As the venue for the 2010 Commonwealth Games, New Delhi is also looking at an upgrade. India’s capital should have a new bus fleet to replace a private service blamed for more than 100 deaths a year, a subway line running between the airport and city center, and a swank athletes’ village that can subsequently be converted into private housing.
But the infrastructure push in the city of 16 million, though sorely needed, has drawn little enthusiasim and no small amount of ire toward elected officials.
The complaints range from poor project planning that caused massive traffic snarls to allegations that the games village is an environmental disaster because it was built on the flood plain of the Yamuna River. As a result, there is very limited public support for the upcoming games.
Even India’s sports minister, Mani Shankar Aiyar, has questioned the logic behind hosting the event. He places little value on the international kudos that may be won and would prefer to see the US$1.7 billion budget spent on providing better facilities for the poor.
“Whether you organize the Commonwealth Games in Delhi or in Melbourne, the state of people living in the colonies right opposite the games site [on the banks of Yamuna River] will remain the same,” Aiyar said in April ahead of a failed bid to host the 2014 Asian Games.
With such negative sentiment coming from the one person expected to champion India’s credentials as a sporting host, it’s little wonder the Olympic Council of Asia chose to go elsewhere.
Neither has the Commonwealth Games attracted much support from the leading English-language dailies. Editorials praise Beijing’s impressive infrastructure and call for similar developments in New Delhi – but minus the sports.
Part of the reason the world’s second-most-populous nation disdains the idea is that the country has won fewer than 20 medals at the Olympics since 1900, and some of these were picked up by British citizens of India. The simple fact is the country is much more focused on cricket.
Federal support for dedicated training facilities or even public playgrounds is about US$280 million, which comes to about a third of a cent per person. Even though China spends more than twice this amount, India’s sporting budget is under threat. The government is concerned about its election prospects in 2009 and is looking to focus its spending on education, health care and social programs – vital in a country where almost 600 million people live on less than a dollar a day.
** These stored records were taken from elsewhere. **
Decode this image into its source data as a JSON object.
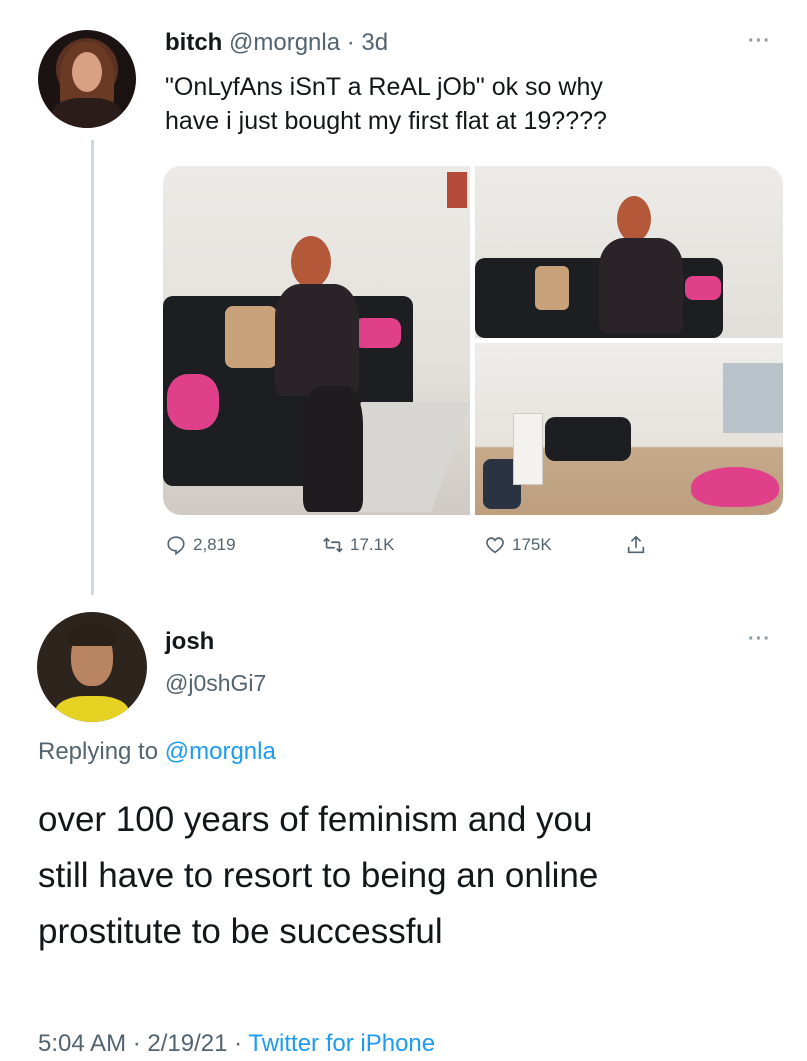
{
  "tweet1": {
    "display_name": "bitch",
    "handle_time": "@morgnla · 3d",
    "text_line1": "\"OnLyfAns iSnT a ReAL jOb\" ok so why",
    "text_line2": "have i just bought my first flat at 19????",
    "counts": {
      "replies": "2,819",
      "retweets": "17.1K",
      "likes": "175K"
    },
    "more_label": "···"
  },
  "tweet2": {
    "display_name": "josh",
    "handle": "@j0shGi7",
    "replying_prefix": "Replying to",
    "replying_handle": "@morgnla",
    "text_line1": "over 100 years of feminism and you",
    "text_line2": "still have to resort to being an online",
    "text_line3": "prostitute to be successful",
    "timestamp": "5:04 AM · 2/19/21 · ",
    "source": "Twitter for iPhone",
    "more_label": "···"
  },
  "colors": {
    "text": "#14171a",
    "secondary": "#536471",
    "link": "#1d9bf0",
    "accent_pink": "#e0408a"
  },
  "icons": [
    "reply-icon",
    "retweet-icon",
    "like-icon",
    "share-icon",
    "more-icon"
  ]
}
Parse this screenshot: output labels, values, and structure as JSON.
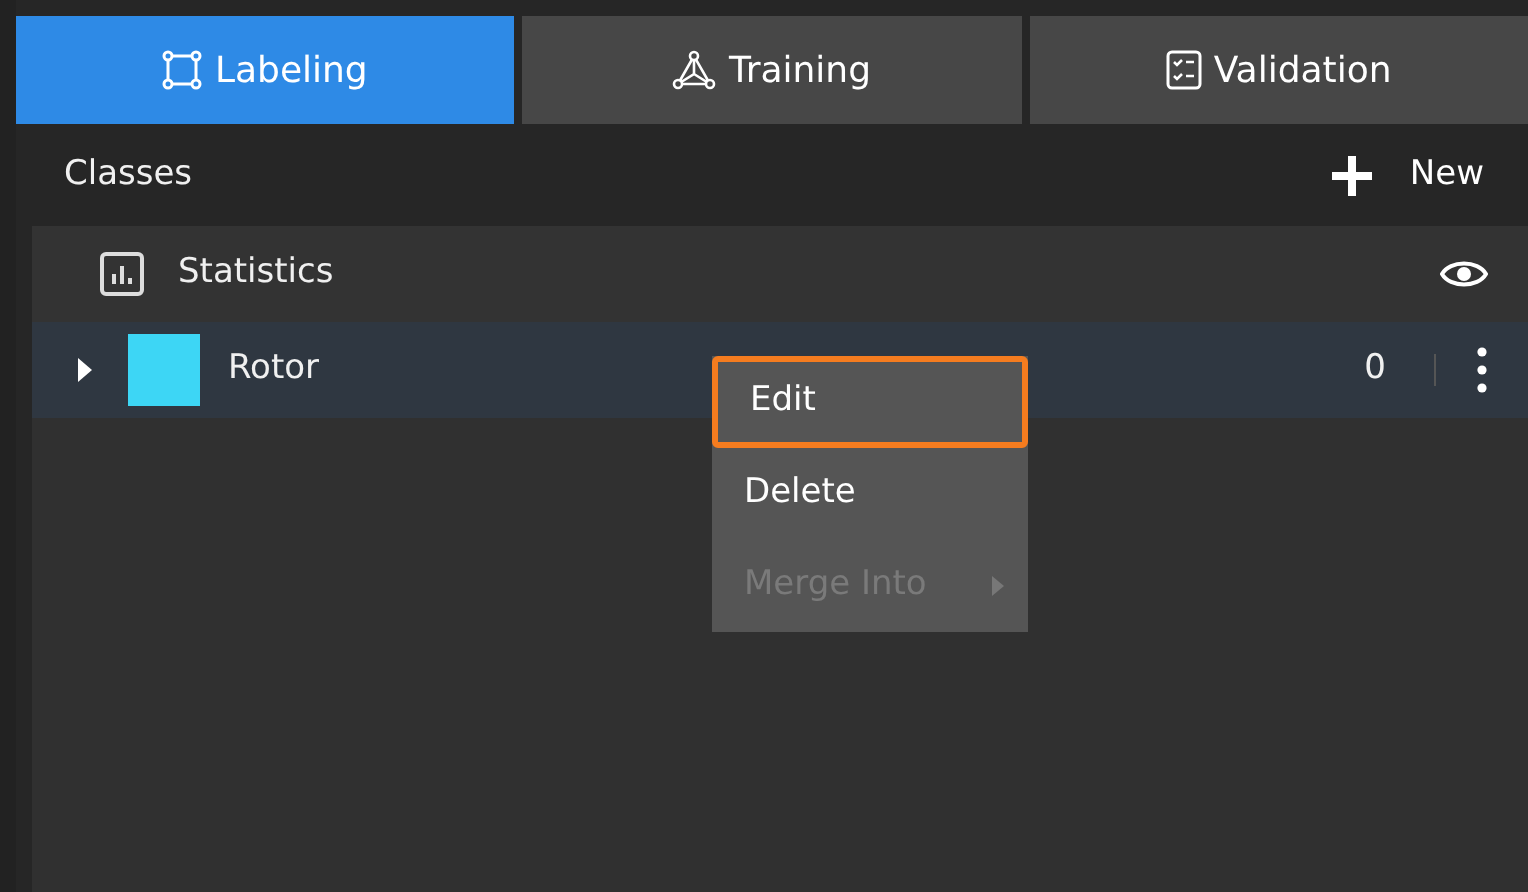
{
  "tabs": [
    {
      "label": "Labeling",
      "selected": true
    },
    {
      "label": "Training",
      "selected": false
    },
    {
      "label": "Validation",
      "selected": false
    }
  ],
  "classes_header": {
    "title": "Classes",
    "new_button": "New"
  },
  "statistics": {
    "label": "Statistics"
  },
  "class_rows": [
    {
      "name": "Rotor",
      "color": "#3dd6f5",
      "count": "0",
      "expanded": false
    }
  ],
  "context_menu": {
    "items": [
      {
        "label": "Edit",
        "disabled": false,
        "highlighted": true,
        "submenu": false
      },
      {
        "label": "Delete",
        "disabled": false,
        "highlighted": false,
        "submenu": false
      },
      {
        "label": "Merge Into",
        "disabled": true,
        "highlighted": false,
        "submenu": true
      }
    ]
  }
}
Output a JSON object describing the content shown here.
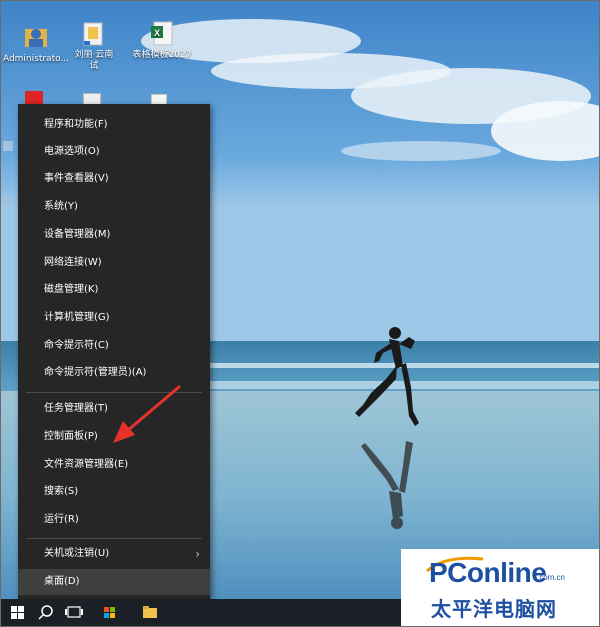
{
  "desktop": {
    "icons": [
      {
        "label": "Administrato...",
        "icon": "user-folder-icon"
      },
      {
        "label": "刘丽·云南\n试",
        "icon": "folder-shortcut-icon"
      },
      {
        "label": "表格模板2027",
        "icon": "excel-file-icon"
      }
    ]
  },
  "context_menu": {
    "items": [
      {
        "label": "程序和功能(F)"
      },
      {
        "label": "电源选项(O)"
      },
      {
        "label": "事件查看器(V)"
      },
      {
        "label": "系统(Y)"
      },
      {
        "label": "设备管理器(M)"
      },
      {
        "label": "网络连接(W)"
      },
      {
        "label": "磁盘管理(K)"
      },
      {
        "label": "计算机管理(G)"
      },
      {
        "label": "命令提示符(C)"
      },
      {
        "label": "命令提示符(管理员)(A)"
      },
      {
        "label": "任务管理器(T)"
      },
      {
        "label": "控制面板(P)"
      },
      {
        "label": "文件资源管理器(E)"
      },
      {
        "label": "搜索(S)"
      },
      {
        "label": "运行(R)"
      },
      {
        "label": "关机或注销(U)",
        "submenu_glyph": "›"
      },
      {
        "label": "桌面(D)"
      }
    ]
  },
  "taskbar": {
    "buttons": [
      "windows-start-icon",
      "search-icon",
      "task-view-icon",
      "store-icon",
      "explorer-icon"
    ]
  },
  "watermark": {
    "brand": "PConline",
    "suffix": ".com.cn",
    "subtitle": "太平洋电脑网"
  },
  "colors": {
    "menu_bg": "#262626",
    "menu_active": "#3f3f3f",
    "arrow": "#e6332a",
    "brand_blue": "#1d4fa2"
  }
}
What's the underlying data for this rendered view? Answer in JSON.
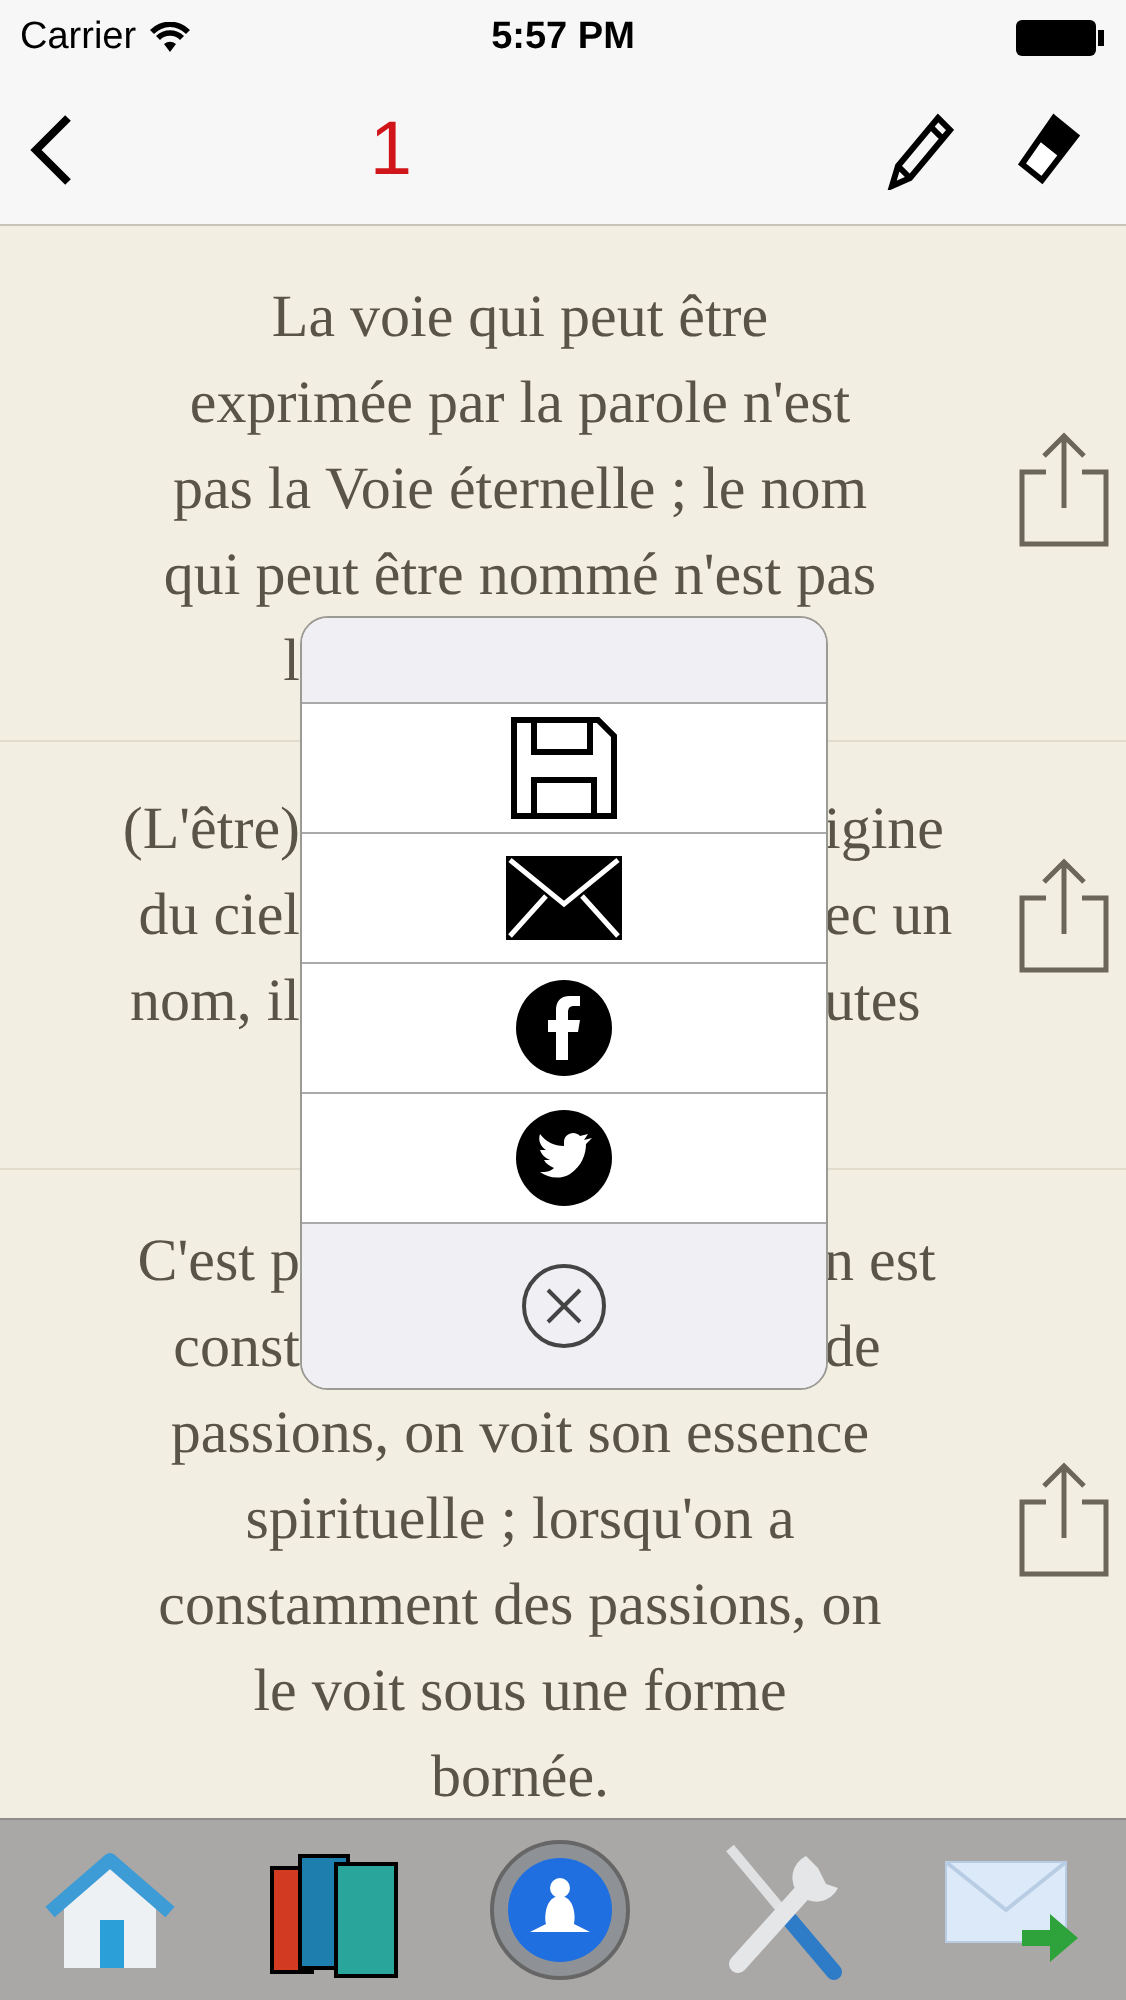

Still, officials in New Delhi haven’t given up hope of generating some excitement for the Commonweath Games, hinting strongly that the country’s international reputation is at stake.
Sheila Dixit, chief minister of the federal city/state, has erected billboards that count down the days to the games and launched a public awareness campaign to eradicate bad manners such as spitting or urinating in public. She is also pushing bureaucrats to clean-up roads and allow residents to offer ad-hoc bed-and-breakfast services to cover the shortage of hotel rooms.
Few in the city pay attention to these efforts and, in some cases. the public has actively turned against them. The bus and bike lanes created as part of a new traffic management plan linked to the games incurred the wrath of car drivers who suddenly found themselves with less road space. The government responded by drastically scaling back the idea.
To a degree, this situation reflects the core differences that lie at the heart of the issue.
China sold its people on the economic benefits to be derived from hosting the Olympics and the payback in terms of international prestige. India, on the other hand, is awash with dissenting voices. People like sports. but they see encouraging large-scale sporting events as elitist; the government values prestige. but recognizes the bottom line is about winning votes rather than gold medals.